But this raised the question: if Fidelity Investments can offer a fossil fuel free investment option, shouldn’t the BOP have the same option?  Recently I contacted the BOP to find out if it was in fact possible to divest my own pension from fossil fuels.  First, I submitted a request for a list of companies which the BOP invests in, as well as which companies my own pension funds are invested in.  I was told the information was in the mail.  A week later I received a packet containing the Annual Review,[ii] which is available on the BOP website and contained none of the information I requested.  I contacted them again, this time by phone, only to be told that such requests needed to go through the same email I had already contacted before.  So, I sent another email, this time specifying that what I had received was not what I requested and reiterating my reasons for requesting that information.  They would not send information concerning which companies the BOP invests in and informed me that there is only one investment portfolio and therefore individuals cannot divest their pensions.

The time that I spent trying to contact the BOP and being passed from person to person seems to have been in vain, but it also raises several important questions.  First, why is the BOP opposed to letting members know which companies our money is invested in?  As members, don’t we have a right to that information?  And second, why is the BOP unable to create a fossil free portfolio?  Fidelity Investments offers a fossil free option for the RSP, and the Presbyterian Foundation now has an option for churches and mid-councils through the New Covenant Trust Company.[iii]  While the BOP continues to fight against divestment at GA alongside MRTI, the least they could do is offer a fossil free option to their members who want to ensure their money is not being used to do harm.

Rev. Ainsley Herrick is Pastor of Morrilton First Presbyterian Church in Morrilton Arkansas.

[i] https://www.fossilfreepcusa.org/facts-action/individual-divestment/

[ii] http://www.pensions.org/our-role-and-purpose/about-us/performance-and-financials/annual-review
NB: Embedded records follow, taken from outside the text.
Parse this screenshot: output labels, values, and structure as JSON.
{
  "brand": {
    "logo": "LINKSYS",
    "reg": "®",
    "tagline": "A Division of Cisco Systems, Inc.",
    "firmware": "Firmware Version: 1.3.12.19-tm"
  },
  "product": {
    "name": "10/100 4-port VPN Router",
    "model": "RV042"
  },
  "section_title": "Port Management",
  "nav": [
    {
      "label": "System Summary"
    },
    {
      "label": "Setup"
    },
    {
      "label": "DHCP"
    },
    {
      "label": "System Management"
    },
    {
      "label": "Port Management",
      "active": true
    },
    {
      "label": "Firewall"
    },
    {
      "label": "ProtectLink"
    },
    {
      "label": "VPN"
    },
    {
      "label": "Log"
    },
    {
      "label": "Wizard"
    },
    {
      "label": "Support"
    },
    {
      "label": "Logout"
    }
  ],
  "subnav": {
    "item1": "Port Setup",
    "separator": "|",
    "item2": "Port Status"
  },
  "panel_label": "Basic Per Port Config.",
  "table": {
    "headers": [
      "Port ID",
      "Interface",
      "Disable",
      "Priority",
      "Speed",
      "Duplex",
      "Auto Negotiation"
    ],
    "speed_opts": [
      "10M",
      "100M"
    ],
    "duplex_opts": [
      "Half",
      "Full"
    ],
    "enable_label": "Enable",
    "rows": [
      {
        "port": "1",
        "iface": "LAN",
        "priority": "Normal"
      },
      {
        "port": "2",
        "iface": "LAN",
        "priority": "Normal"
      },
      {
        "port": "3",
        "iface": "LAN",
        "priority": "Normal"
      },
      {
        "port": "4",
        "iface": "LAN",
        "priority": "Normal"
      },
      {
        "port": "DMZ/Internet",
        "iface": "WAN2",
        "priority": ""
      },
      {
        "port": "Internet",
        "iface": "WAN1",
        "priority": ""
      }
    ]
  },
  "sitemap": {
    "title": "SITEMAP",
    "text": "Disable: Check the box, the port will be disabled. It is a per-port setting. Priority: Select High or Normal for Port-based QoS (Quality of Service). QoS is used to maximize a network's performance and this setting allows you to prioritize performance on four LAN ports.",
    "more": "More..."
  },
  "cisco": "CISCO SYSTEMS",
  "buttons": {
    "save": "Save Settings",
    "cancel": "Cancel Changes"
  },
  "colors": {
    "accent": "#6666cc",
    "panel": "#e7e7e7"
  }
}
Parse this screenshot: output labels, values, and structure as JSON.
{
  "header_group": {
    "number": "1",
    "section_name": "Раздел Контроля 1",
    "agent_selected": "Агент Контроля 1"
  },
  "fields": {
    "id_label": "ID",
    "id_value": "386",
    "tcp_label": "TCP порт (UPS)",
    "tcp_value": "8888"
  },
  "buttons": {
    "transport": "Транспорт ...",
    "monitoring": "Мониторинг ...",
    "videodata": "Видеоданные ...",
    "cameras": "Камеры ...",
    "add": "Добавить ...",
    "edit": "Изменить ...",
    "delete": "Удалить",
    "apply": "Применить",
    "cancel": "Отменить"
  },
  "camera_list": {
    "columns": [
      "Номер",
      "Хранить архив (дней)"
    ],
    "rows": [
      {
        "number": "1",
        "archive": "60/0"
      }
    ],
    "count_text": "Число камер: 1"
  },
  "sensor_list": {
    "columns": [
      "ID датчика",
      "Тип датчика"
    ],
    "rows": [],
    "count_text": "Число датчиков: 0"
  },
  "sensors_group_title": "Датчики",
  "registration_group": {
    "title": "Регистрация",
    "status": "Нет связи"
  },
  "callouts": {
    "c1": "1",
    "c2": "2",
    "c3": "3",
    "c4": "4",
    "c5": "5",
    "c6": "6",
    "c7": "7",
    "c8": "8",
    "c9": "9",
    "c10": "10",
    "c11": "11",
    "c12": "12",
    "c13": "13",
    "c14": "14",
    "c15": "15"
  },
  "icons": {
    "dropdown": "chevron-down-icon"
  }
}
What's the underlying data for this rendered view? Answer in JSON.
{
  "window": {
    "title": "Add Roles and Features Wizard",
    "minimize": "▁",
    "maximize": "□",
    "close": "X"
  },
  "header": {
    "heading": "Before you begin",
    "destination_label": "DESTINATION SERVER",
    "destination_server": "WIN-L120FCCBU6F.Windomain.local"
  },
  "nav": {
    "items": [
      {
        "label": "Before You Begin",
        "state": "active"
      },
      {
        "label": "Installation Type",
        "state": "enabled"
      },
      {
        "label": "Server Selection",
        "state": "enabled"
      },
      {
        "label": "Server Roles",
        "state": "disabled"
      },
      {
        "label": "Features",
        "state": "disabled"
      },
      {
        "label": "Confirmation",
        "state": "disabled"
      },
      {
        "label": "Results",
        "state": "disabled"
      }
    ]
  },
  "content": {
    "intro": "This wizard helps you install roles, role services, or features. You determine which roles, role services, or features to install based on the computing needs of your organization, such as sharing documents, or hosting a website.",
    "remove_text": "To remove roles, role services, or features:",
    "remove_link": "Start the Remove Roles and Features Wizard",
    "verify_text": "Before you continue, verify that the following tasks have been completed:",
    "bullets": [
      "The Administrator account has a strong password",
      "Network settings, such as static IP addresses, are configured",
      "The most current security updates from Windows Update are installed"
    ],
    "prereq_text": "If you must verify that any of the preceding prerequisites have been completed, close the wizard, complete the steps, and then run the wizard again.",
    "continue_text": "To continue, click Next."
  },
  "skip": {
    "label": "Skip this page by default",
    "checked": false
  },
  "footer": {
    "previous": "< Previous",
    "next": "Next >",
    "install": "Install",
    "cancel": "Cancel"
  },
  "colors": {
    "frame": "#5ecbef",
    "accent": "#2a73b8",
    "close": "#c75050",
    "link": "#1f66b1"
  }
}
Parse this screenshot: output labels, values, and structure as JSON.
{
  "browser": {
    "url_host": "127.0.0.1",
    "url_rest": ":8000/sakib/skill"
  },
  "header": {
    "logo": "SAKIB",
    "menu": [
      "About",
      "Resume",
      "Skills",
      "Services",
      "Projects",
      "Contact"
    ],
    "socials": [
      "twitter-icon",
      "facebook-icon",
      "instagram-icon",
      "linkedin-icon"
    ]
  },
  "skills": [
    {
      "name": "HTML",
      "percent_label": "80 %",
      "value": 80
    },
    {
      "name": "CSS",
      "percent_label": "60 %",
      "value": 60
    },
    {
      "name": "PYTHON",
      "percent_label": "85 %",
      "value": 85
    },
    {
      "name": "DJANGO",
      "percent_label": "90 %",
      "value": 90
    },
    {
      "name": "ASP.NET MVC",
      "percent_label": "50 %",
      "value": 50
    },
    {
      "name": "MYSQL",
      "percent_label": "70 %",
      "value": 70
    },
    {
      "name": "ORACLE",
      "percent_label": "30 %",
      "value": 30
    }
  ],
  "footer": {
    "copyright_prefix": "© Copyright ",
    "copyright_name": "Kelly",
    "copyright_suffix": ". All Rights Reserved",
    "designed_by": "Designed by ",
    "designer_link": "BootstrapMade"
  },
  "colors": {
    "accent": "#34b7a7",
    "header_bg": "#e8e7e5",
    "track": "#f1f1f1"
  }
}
[iii] https://www.presbyterianfoundation.org/wp-content/uploads/2017/11/10022-PFD-Environmental-Investing-Rebrand-F-nocrops.pdf